The Bush administration has pushed for the elections as a way to signal that this vital US ally in the fight against terrorism was moving toward true democracy. In the hours after Bhutto's killing, the administration said the elections should go ahead as planned, but later there appeared to be some easing of that stance.
"We believe that if elections can proceed as scheduled, smoothly and safely, then we would certainly encourage that happening," US State Department spokesman Tom Casey said yesterday. "I think regardless of whether they happen on the eighth or some date shortly thereafter, what's important is that there is a certainty on the part of not only Pakistan's political leadership but the Pakistani people that there will be a date certain that they will be choosing their new government and new leadership."
In addition to blaming Taliban leader Mahsud for Bhutto's death, Pakistan's Interior Ministry contradicted reports by witnesses and doctors that Bhutto had been shot and then cut down by a suicide bomber, saying she had been hit by neither bullets nor shrapnel.
"No bullets . . . were found in her body," Interior Ministry spokesman Javed Iqbal Cheema told journalists, saying she was fatally wounded when the percussion of the blast caused Bhutto, who had been standing up in her SUV to wave to supporters, to hit her head on the sunroof's handle.
Incredulous aides to Bhutto rejected the claim. "We all saw what happened to her," said one senior associate, who spoke on condition of anonymity. After the attack, witnesses described seeing a bloodied Bhutto.
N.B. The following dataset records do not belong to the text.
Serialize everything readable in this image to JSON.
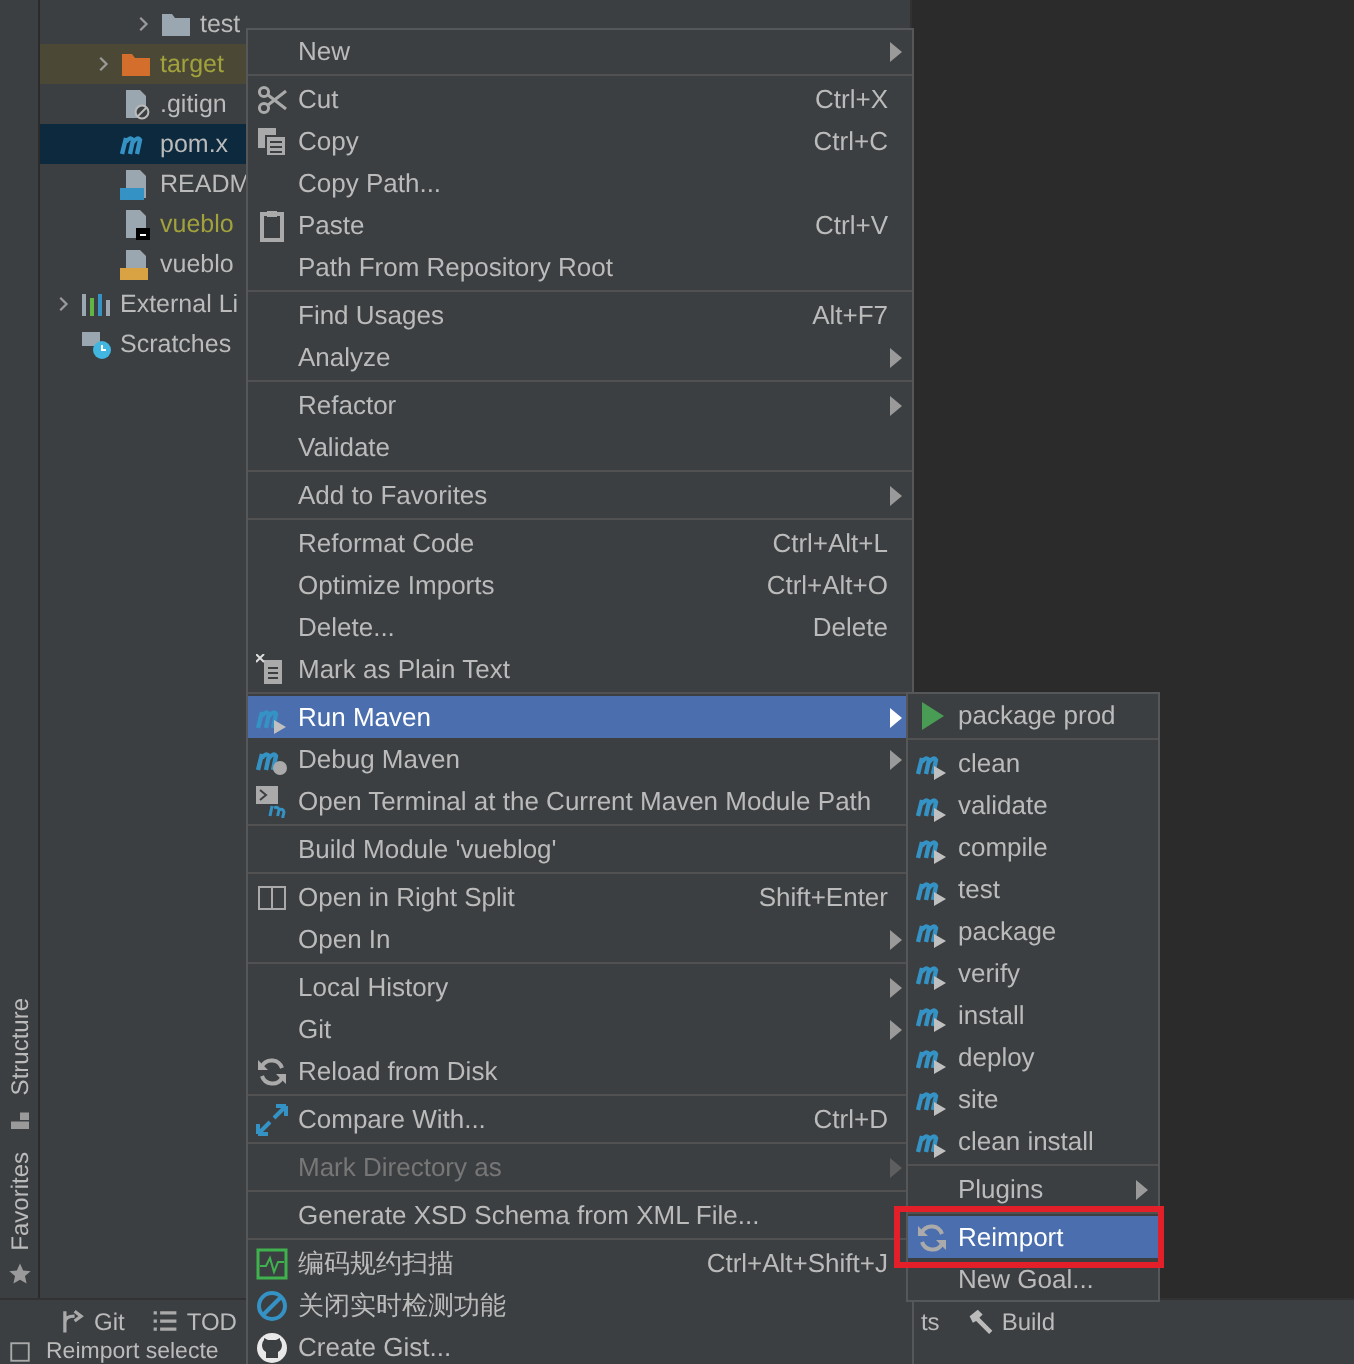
{
  "project_tree": {
    "nodes": [
      {
        "children": [
          {
            "children": [
              {
                "label": "test",
                "kind": "folder",
                "expandable": true,
                "selected": false,
                "ignored": false
              }
            ]
          },
          {
            "label": "target",
            "kind": "excluded-folder",
            "expandable": true,
            "selected": false,
            "ignored": true
          },
          {
            "label": ".gitign",
            "kind": "gitignore-file",
            "expandable": false,
            "selected": false,
            "ignored": false
          },
          {
            "label": "pom.x",
            "kind": "maven-file",
            "expandable": false,
            "selected": true,
            "ignored": false
          },
          {
            "label": "READM",
            "kind": "markdown-file",
            "expandable": false,
            "selected": false,
            "ignored": false
          },
          {
            "label": "vueblo",
            "kind": "log-file",
            "expandable": false,
            "selected": false,
            "ignored": true
          },
          {
            "label": "vueblo",
            "kind": "sql-file",
            "expandable": false,
            "selected": false,
            "ignored": false
          }
        ]
      },
      {
        "label": "External Li",
        "kind": "libraries",
        "expandable": true,
        "selected": false,
        "ignored": false
      },
      {
        "label": "Scratches",
        "kind": "scratches",
        "expandable": false,
        "selected": false,
        "ignored": false
      }
    ]
  },
  "left_tool_strip": [
    {
      "label": "Structure"
    },
    {
      "label": "Favorites"
    }
  ],
  "context_menu": {
    "groups": [
      [
        {
          "label": "New",
          "submenu": true,
          "selected": false,
          "disabled": false
        }
      ],
      [
        {
          "label": "Cut",
          "shortcut": "Ctrl+X",
          "submenu": false,
          "selected": false,
          "disabled": false
        },
        {
          "label": "Copy",
          "shortcut": "Ctrl+C",
          "submenu": false,
          "selected": false,
          "disabled": false
        },
        {
          "label": "Copy Path...",
          "submenu": false,
          "selected": false,
          "disabled": false
        },
        {
          "label": "Paste",
          "shortcut": "Ctrl+V",
          "submenu": false,
          "selected": false,
          "disabled": false
        },
        {
          "label": "Path From Repository Root",
          "submenu": false,
          "selected": false,
          "disabled": false
        }
      ],
      [
        {
          "label": "Find Usages",
          "shortcut": "Alt+F7",
          "submenu": false,
          "selected": false,
          "disabled": false
        },
        {
          "label": "Analyze",
          "submenu": true,
          "selected": false,
          "disabled": false
        }
      ],
      [
        {
          "label": "Refactor",
          "submenu": true,
          "selected": false,
          "disabled": false
        },
        {
          "label": "Validate",
          "submenu": false,
          "selected": false,
          "disabled": false
        }
      ],
      [
        {
          "label": "Add to Favorites",
          "submenu": true,
          "selected": false,
          "disabled": false
        }
      ],
      [
        {
          "label": "Reformat Code",
          "shortcut": "Ctrl+Alt+L",
          "submenu": false,
          "selected": false,
          "disabled": false
        },
        {
          "label": "Optimize Imports",
          "shortcut": "Ctrl+Alt+O",
          "submenu": false,
          "selected": false,
          "disabled": false
        },
        {
          "label": "Delete...",
          "shortcut": "Delete",
          "submenu": false,
          "selected": false,
          "disabled": false
        },
        {
          "label": "Mark as Plain Text",
          "submenu": false,
          "selected": false,
          "disabled": false
        }
      ],
      [
        {
          "label": "Run Maven",
          "submenu": true,
          "selected": true,
          "disabled": false
        },
        {
          "label": "Debug Maven",
          "submenu": true,
          "selected": false,
          "disabled": false
        },
        {
          "label": "Open Terminal at the Current Maven Module Path",
          "submenu": false,
          "selected": false,
          "disabled": false
        }
      ],
      [
        {
          "label": "Build Module 'vueblog'",
          "submenu": false,
          "selected": false,
          "disabled": false
        }
      ],
      [
        {
          "label": "Open in Right Split",
          "shortcut": "Shift+Enter",
          "submenu": false,
          "selected": false,
          "disabled": false
        },
        {
          "label": "Open In",
          "submenu": true,
          "selected": false,
          "disabled": false
        }
      ],
      [
        {
          "label": "Local History",
          "submenu": true,
          "selected": false,
          "disabled": false
        },
        {
          "label": "Git",
          "submenu": true,
          "selected": false,
          "disabled": false
        },
        {
          "label": "Reload from Disk",
          "submenu": false,
          "selected": false,
          "disabled": false
        }
      ],
      [
        {
          "label": "Compare With...",
          "shortcut": "Ctrl+D",
          "submenu": false,
          "selected": false,
          "disabled": false
        }
      ],
      [
        {
          "label": "Mark Directory as",
          "submenu": true,
          "selected": false,
          "disabled": true
        }
      ],
      [
        {
          "label": "Generate XSD Schema from XML File...",
          "submenu": false,
          "selected": false,
          "disabled": false
        }
      ],
      [
        {
          "label": "编码规约扫描",
          "shortcut": "Ctrl+Alt+Shift+J",
          "submenu": false,
          "selected": false,
          "disabled": false
        },
        {
          "label": "关闭实时检测功能",
          "submenu": false,
          "selected": false,
          "disabled": false
        },
        {
          "label": "Create Gist...",
          "submenu": false,
          "selected": false,
          "disabled": false
        }
      ]
    ]
  },
  "maven_submenu": {
    "groups": [
      [
        {
          "label": "package prod",
          "kind": "run-config",
          "submenu": false,
          "selected": false,
          "outlined": false
        }
      ],
      [
        {
          "label": "clean",
          "kind": "goal",
          "submenu": false,
          "selected": false,
          "outlined": false
        },
        {
          "label": "validate",
          "kind": "goal",
          "submenu": false,
          "selected": false,
          "outlined": false
        },
        {
          "label": "compile",
          "kind": "goal",
          "submenu": false,
          "selected": false,
          "outlined": false
        },
        {
          "label": "test",
          "kind": "goal",
          "submenu": false,
          "selected": false,
          "outlined": false
        },
        {
          "label": "package",
          "kind": "goal",
          "submenu": false,
          "selected": false,
          "outlined": false
        },
        {
          "label": "verify",
          "kind": "goal",
          "submenu": false,
          "selected": false,
          "outlined": false
        },
        {
          "label": "install",
          "kind": "goal",
          "submenu": false,
          "selected": false,
          "outlined": false
        },
        {
          "label": "deploy",
          "kind": "goal",
          "submenu": false,
          "selected": false,
          "outlined": false
        },
        {
          "label": "site",
          "kind": "goal",
          "submenu": false,
          "selected": false,
          "outlined": false
        },
        {
          "label": "clean install",
          "kind": "goal",
          "submenu": false,
          "selected": false,
          "outlined": false
        }
      ],
      [
        {
          "label": "Plugins",
          "kind": "plain",
          "submenu": true,
          "selected": false,
          "outlined": false
        }
      ],
      [
        {
          "label": "Reimport",
          "kind": "reimport",
          "submenu": false,
          "selected": true,
          "outlined": true
        },
        {
          "label": "New Goal...",
          "kind": "plain",
          "submenu": false,
          "selected": false,
          "outlined": false
        }
      ]
    ]
  },
  "bottom_toolbar": [
    {
      "label": "Git",
      "kind": "git"
    },
    {
      "label": "TOD",
      "kind": "todo"
    },
    {
      "label": "ts",
      "kind": "plain"
    },
    {
      "label": "Build",
      "kind": "build"
    }
  ],
  "status_bar": {
    "text": "Reimport selecte"
  }
}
Violence was concentrated in the cities of Hyderabad and Karachi, both located in Bhutto's home province of Sindh, where troops were sent into the streets after protesters furious over Bhutto's killing torched cars, buildings, railway cars, and fast-food restaurants. Unrest also hit Peshawar, the capital of the North-West Frontier Province bordering Afghanistan and a frequent flash point for fighting.
Government officials said "criminal elements" were taking advantage of the disorder and joining in the violence, looting shops and banks.
The Interior Ministry said the government accusation against militant leader Mahsud was based on an electronic intercept of an alleged telephone conversation between him and another person.
In the transcript released by the Interior Ministry, Mahsud is quoted as commenting on the "spectacular job" done by the attackers.
"They were very brave boys who killed her," the transcript quoted Mahsud as saying, without mentioning Bhutto by name. The government did not disclose how the transcript was obtained, or when and where the recording was made.